*** DATA FOR THIS EXERCISE Section Begins ***
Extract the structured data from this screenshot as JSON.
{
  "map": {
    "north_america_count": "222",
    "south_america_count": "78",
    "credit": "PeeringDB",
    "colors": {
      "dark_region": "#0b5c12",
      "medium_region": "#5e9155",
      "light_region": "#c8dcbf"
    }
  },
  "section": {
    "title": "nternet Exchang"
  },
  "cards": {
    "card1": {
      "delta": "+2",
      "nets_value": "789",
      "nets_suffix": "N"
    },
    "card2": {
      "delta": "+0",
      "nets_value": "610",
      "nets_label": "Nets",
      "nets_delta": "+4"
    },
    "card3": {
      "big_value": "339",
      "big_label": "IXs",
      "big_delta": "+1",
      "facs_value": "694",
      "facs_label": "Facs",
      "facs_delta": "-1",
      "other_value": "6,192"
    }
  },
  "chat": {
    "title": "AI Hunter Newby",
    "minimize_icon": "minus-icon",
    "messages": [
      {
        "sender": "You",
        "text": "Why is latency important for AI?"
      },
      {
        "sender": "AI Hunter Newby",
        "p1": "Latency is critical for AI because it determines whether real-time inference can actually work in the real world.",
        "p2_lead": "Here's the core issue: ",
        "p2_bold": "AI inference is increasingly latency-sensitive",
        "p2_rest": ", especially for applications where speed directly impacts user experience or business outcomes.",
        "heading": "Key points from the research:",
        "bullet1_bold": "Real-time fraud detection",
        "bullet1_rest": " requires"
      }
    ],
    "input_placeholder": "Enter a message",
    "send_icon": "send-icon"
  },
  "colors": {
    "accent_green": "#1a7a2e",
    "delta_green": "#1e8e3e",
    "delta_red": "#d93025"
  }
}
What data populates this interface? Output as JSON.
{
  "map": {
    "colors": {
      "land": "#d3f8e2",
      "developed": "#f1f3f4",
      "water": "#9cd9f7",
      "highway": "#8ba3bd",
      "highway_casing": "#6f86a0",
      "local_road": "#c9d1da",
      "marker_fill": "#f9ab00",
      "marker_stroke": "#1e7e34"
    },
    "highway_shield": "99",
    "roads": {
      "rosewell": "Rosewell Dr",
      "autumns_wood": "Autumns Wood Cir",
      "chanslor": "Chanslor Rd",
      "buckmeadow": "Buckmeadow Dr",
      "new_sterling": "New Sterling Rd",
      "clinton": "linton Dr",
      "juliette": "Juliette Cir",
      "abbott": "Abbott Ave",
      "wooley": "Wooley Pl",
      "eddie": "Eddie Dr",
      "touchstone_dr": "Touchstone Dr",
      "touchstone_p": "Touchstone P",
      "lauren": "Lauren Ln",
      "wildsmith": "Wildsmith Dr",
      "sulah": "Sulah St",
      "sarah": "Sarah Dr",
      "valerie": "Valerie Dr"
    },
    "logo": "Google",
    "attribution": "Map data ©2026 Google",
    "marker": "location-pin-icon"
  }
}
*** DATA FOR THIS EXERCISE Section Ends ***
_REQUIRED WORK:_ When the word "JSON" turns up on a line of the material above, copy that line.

_ANSWER SPACE:_
Extract the structured data from this screenshot as JSON.
What data populates this interface? Output as JSON.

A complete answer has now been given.